long y = (long)x;

Since x is object, this is unboxing. However, you can only unbox value types into exact same type (with the only exception being that you can substitute a signed type for an equivalent unsigned type, and enum for its underlying base type). That is, you cannot unbox int into long. A far simpler way to repro this, with no "extra" code, would be:

object x = 123;
long y = (long)x;

Which also throws InvalidCastException, and for exact same reason.

share|improve this answer
    
Thank you for the clear and complete explanation. I will sleep much better tonight! –  Chris Shouts Oct 1 '09 at 21:15

A cast has to be one step only.

The expression <object> ?? <int> will produce another object, and when the first value is null, ie. ViewState[TOTAL_RECORD_COUNT] is null, then the resulting value will be an object, with a boxed Int32 in it.

Since you cannot unbox an object containing an Int32 to a long, you need to first unbox it to an Int32, and then cast it to a long.

share|improve this answer

The problems is not the unboxing of the ViewState[TOTAL_RECORD_COUNT], the problem is the boxing and unboxing of the -1.

   ViewState[TOTAL_RECORD_COUNT] ?? -1

You are using the ?? operator on "object" and "int". The resulting type is "object". This means the -1 will be boxed (as int) when the field does not exist in the view state.

Then your program crashes later when it tries to unbox the (int)-1 as a long.

share|improve this answer

In your original, if you break it down, you were doing:

(ViewState[TOTAL_RECORD_COUNT] ?? -1)

The null-coalescing operator (??) is specifially designed to:

to define a default value for a nullable value types as well as reference types.

In your case, you're using it to handle a System.Object, so it's going to take your "-1", treat it as an Int32, and box it into a new System.Object.
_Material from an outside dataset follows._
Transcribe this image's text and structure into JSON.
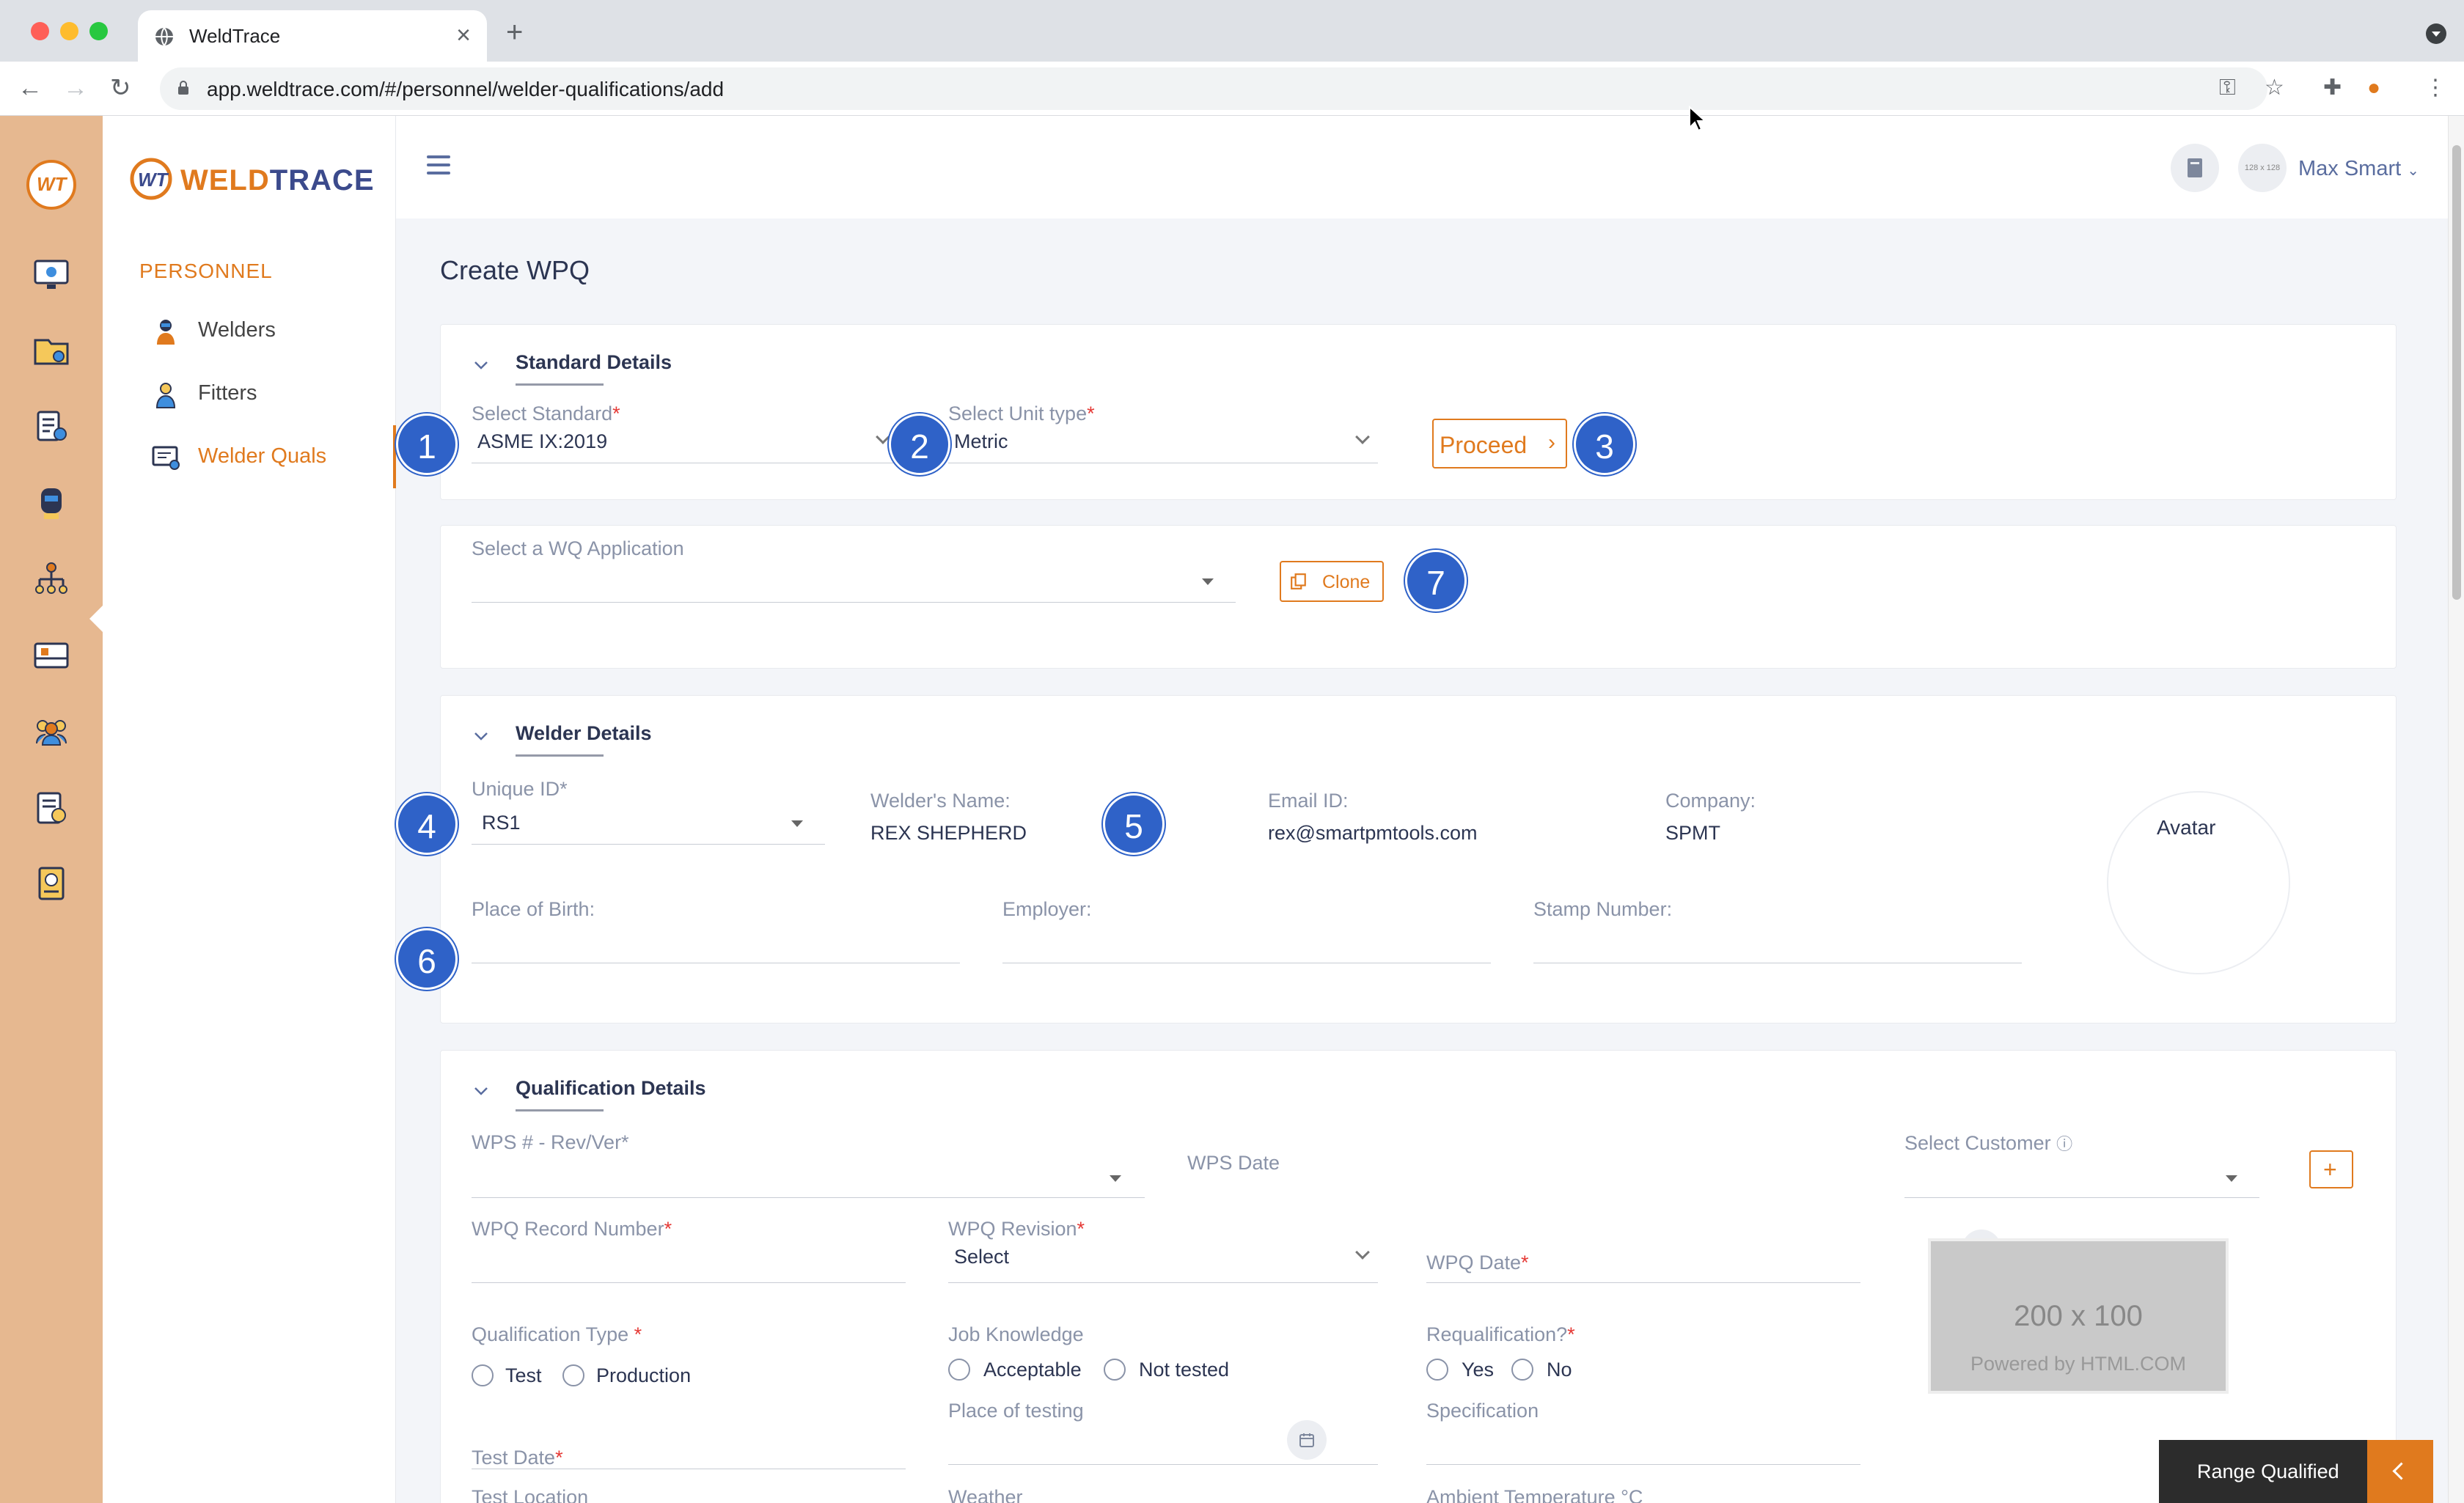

Then, it tries to unbox the Int32 into a long, which fails, since the cast cannot unbox and change the type in a single step.

You can solve this easily by specifying that your -1 is a long by using the L suffix:

public long TotalRecordCount
{
    get { return (long)(ViewState[TOTAL_RECORD_COUNT] ?? -1L); }
    set { ViewState[TOTAL_RECORD_COUNT] = value; }
}
share|improve this answer
    
That's not the problem. Using ?? with a value type would be a compile-type error. –  Daniel Oct 1 '09 at 20:11
    
Using ?? with a non-nullable value type on the left side would cause a compile-time error though. Also, the return type of ViewState.this[] is object which is obviously a reference type. –  Pavel Minaev Oct 1 '09 at 20:13

Int64 is a value type, so casting null to a value type will always throw an exception (NullReferenceException). And casting an Int32 to Int64 will succeed and will not throw an InvalidCastException.

share|improve this answer
    
Unless I'm missing something he's not trying to cast null though? He has the null coalescing operator on the end. –  Steven Robbins Oct 1 '09 at 20:06
    
i think you need to read the code a bit more closely...the actual cast that is failing is attempting to cast -1 to an Int64 –  Chris Shouts Oct 1 '09 at 20:07

Your Answer

 
discard

By posting your answer, you agree to the privacy policy and terms of service.

Not the answer you're looking for? Browse other questions tagged or ask your own question.